- _Exercise requirements_
The required answer is a copy of each line in the entries below that includes "icon".

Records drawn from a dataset

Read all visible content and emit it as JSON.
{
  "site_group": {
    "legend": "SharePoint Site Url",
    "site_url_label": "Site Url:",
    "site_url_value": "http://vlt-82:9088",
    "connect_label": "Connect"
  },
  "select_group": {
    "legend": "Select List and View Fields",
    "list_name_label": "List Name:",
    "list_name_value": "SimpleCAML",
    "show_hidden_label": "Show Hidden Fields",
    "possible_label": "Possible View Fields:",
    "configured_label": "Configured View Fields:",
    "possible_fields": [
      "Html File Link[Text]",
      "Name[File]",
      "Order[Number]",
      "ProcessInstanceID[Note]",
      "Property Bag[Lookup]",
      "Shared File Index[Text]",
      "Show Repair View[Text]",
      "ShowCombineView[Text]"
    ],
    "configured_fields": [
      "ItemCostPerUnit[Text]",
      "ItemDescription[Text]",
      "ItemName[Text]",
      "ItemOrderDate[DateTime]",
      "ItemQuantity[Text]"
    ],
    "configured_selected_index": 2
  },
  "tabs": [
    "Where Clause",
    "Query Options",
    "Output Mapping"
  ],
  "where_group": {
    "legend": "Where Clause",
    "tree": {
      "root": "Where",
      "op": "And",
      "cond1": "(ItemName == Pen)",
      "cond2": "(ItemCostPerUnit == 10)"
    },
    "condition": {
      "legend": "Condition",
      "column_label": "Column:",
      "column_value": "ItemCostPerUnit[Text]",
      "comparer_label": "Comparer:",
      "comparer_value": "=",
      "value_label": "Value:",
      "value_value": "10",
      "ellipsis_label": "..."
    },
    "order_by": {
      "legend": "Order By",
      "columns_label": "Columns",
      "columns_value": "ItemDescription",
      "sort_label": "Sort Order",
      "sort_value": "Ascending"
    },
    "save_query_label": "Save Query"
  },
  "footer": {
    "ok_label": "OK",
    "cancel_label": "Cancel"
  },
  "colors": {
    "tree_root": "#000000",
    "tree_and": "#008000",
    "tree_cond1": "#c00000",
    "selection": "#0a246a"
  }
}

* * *

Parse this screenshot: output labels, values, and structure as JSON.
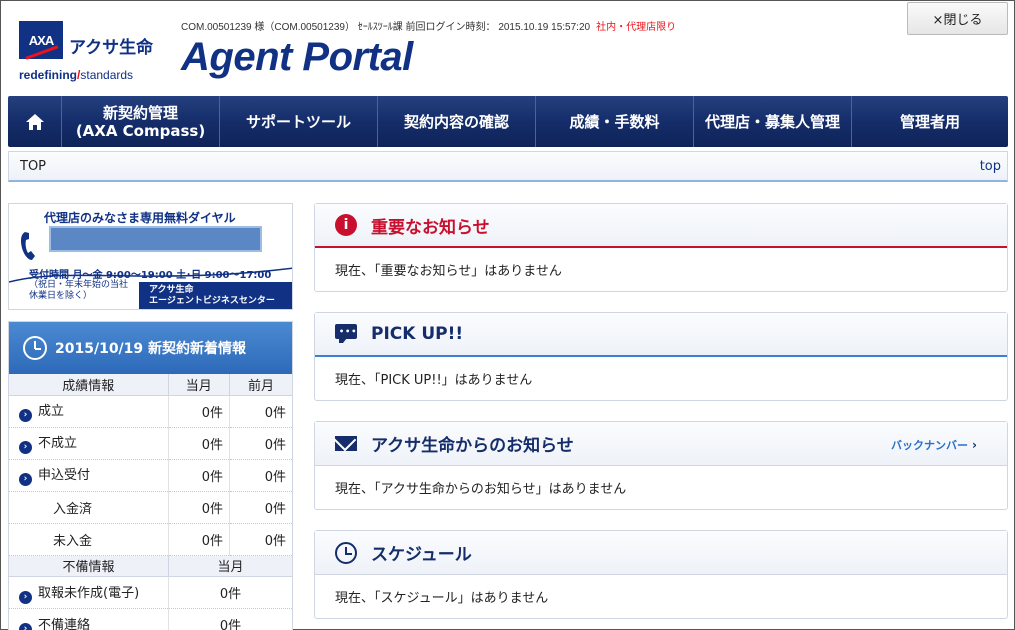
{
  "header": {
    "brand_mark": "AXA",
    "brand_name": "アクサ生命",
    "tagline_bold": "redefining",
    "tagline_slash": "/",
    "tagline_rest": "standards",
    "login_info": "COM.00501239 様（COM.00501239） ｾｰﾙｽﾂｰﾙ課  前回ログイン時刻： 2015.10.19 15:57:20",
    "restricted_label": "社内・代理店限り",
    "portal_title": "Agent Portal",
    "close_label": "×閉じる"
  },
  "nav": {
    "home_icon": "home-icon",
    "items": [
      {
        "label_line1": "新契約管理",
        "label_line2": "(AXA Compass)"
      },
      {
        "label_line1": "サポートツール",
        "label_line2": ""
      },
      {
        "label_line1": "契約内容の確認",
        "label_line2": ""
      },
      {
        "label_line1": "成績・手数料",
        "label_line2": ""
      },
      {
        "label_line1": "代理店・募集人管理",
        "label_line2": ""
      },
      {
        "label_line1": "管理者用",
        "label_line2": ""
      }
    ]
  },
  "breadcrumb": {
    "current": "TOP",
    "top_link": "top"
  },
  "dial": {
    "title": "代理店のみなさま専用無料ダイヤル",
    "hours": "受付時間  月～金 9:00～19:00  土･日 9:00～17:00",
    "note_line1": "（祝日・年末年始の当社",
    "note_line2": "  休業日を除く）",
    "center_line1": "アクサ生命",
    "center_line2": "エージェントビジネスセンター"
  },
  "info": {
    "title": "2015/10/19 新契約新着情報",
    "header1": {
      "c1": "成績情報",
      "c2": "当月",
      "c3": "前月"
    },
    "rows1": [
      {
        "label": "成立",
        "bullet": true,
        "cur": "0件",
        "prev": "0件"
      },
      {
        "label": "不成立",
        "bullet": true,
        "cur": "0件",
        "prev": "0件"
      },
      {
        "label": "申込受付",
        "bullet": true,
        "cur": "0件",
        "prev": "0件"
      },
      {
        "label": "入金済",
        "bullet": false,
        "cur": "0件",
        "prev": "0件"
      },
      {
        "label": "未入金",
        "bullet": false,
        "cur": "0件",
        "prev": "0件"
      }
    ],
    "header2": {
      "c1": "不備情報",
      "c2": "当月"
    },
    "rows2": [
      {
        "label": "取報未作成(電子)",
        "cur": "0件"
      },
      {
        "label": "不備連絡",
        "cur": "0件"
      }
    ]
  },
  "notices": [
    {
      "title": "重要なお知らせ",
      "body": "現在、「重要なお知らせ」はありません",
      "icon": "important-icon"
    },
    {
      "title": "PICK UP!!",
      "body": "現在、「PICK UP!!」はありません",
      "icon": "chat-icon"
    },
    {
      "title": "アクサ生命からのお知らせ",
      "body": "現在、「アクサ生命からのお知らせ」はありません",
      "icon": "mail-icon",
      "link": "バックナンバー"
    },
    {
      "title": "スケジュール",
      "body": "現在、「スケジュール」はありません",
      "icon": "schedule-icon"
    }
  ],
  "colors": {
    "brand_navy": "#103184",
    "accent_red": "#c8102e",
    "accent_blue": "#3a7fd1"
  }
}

- _Result for this exercise_
    "home_icon": "home-icon",
      "icon": "important-icon"
      "icon": "chat-icon"
      "icon": "mail-icon",
      "icon": "schedule-icon"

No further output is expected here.